The moment I heard Nick Hakim’s voice, it instantly captivated me. I was struck by how effortlessly he was able to deliver his thoughts celebrating the ups and downs of love, relationships, loss and the struggles along the way. It came as another surprise to me when I found out he actually lives here in NYC, literally right under my nose. This was surely another case of “better late than never.” My anticipation for his debut full length, Green Twins, was rewarded with an album full of sensuality, psychedelic and soul. It filled a void that was missing, reminiscent of the first time I heard Maxwell croon out the opening notes of “Ascension,” or the experimental nature of Bilal’s shelved masterpiece, Love For Sale.
Here at Bowery Ballroom, Hakim set the mood. This performance wouldn’t be a singular, run of the mill performance. He invited us to embark on a journey through his inner most thoughts and dreams. There was no formula here, no script to follow. Hakim injected thoughtful improvisation, spirit and lifeblood into each word he sang.
From the reverent title track, to the feel-good tempo of “Roller Skates,” as well as my personal favorites from the album “Cuffed,” “Farmissplease,” and “JP,” Nick, in conjunction with his band cast a spell on everyone in the room, with very few moments of interjection from Nick himself. He came across as extremely humble when addressing the crowd, thanking them profusely for selling out the room, thanking his label, ATO Records, for the overwhelming amount of support they’ve given him over the years, as well as his girlfriend, Naima, for her unwavering support.
In the midst of the performance, Hakim gave way for his keyboardist to give a talkbox-laden rendition of The Beatles’ “Yesterday” that left me completely enchanted. Most of the songs from Green Twins made an appearance in the set, but old favorites like “Cold,” and “I Don’t Know” also found their rightful place in the set list. Singing along with everyone in the crowd, word for word to “Cold” was almost like an out of body experience. Everyone even knew the points in the song where Hakim would whimper, whine, or yelp a certain way and hit it in the exact points they were on the recorded versions. It’s clear I wasn’t the only one in the room who had been obsessing over his music leading up to this point.

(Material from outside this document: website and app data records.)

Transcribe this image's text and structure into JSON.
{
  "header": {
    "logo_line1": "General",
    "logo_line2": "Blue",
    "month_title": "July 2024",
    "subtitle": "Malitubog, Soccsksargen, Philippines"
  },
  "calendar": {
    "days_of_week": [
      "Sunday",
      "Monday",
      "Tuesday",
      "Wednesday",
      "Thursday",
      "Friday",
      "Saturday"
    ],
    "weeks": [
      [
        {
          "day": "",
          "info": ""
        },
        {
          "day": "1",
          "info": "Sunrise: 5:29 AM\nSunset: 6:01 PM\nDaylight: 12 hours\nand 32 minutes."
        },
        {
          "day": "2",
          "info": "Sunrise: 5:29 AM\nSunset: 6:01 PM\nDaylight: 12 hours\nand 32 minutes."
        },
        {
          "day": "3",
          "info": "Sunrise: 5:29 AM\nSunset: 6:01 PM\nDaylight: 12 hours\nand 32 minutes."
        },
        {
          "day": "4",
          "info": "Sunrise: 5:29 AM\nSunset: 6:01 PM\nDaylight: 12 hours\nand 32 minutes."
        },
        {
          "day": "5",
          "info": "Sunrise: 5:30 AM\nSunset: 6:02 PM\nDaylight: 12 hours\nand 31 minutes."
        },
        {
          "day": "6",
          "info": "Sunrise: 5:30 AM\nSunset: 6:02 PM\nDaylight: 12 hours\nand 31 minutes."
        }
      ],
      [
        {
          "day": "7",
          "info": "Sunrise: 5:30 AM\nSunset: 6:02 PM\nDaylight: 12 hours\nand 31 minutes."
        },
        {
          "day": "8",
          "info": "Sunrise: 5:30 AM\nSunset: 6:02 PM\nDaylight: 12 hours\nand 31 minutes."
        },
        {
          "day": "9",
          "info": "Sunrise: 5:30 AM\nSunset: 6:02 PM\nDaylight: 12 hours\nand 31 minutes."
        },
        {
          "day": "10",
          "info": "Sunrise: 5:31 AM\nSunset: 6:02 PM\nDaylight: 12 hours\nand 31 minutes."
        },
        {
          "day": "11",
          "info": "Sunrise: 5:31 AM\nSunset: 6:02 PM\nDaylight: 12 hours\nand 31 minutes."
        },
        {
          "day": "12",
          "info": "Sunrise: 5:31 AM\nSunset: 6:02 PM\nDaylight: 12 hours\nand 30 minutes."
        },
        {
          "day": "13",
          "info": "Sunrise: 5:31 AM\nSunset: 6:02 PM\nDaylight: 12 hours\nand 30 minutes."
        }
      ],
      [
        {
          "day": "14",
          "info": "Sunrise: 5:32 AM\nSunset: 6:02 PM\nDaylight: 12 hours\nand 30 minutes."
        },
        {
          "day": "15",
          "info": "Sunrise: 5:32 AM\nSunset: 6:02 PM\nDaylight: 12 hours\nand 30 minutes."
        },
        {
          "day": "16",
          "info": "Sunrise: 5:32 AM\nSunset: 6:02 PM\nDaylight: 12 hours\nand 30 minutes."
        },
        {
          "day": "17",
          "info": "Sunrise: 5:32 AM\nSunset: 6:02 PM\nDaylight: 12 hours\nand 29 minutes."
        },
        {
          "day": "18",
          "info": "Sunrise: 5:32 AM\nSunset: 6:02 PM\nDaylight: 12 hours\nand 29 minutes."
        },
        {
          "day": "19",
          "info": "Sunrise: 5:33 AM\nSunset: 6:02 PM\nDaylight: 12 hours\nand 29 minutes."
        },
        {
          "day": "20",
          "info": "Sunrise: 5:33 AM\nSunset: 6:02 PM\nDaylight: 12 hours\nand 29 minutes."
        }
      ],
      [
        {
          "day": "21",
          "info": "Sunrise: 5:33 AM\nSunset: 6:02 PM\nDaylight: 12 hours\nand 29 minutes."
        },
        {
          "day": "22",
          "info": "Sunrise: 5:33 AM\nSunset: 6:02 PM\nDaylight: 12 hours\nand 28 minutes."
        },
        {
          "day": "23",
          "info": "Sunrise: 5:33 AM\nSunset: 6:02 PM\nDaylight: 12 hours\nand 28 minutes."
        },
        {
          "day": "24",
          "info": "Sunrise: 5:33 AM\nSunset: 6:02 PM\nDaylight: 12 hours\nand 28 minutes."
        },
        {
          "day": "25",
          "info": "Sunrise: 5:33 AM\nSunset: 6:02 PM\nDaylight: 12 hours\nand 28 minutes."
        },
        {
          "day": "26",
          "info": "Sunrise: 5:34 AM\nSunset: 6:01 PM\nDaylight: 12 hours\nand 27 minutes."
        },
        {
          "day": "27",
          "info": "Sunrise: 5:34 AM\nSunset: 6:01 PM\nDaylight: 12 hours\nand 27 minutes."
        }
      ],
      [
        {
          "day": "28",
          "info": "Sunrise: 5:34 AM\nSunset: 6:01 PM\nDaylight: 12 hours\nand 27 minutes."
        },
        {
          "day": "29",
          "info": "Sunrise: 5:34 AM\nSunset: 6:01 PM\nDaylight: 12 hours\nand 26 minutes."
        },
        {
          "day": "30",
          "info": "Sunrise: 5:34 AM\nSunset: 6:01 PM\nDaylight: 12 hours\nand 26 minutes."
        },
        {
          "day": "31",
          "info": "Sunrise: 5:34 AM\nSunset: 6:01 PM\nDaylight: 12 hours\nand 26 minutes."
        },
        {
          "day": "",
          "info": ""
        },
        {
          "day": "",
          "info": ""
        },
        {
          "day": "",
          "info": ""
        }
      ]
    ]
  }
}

This album is just the next step for Hakim’s rising talent to emerge at the forefront of not only NYC based artists, but soulful musicians dedicated to authenticity and the individuality of their interpretation of their craft. Next time Nick Hakim comes to your town, don’t ask questions. Just go.
Article: Lesley Keller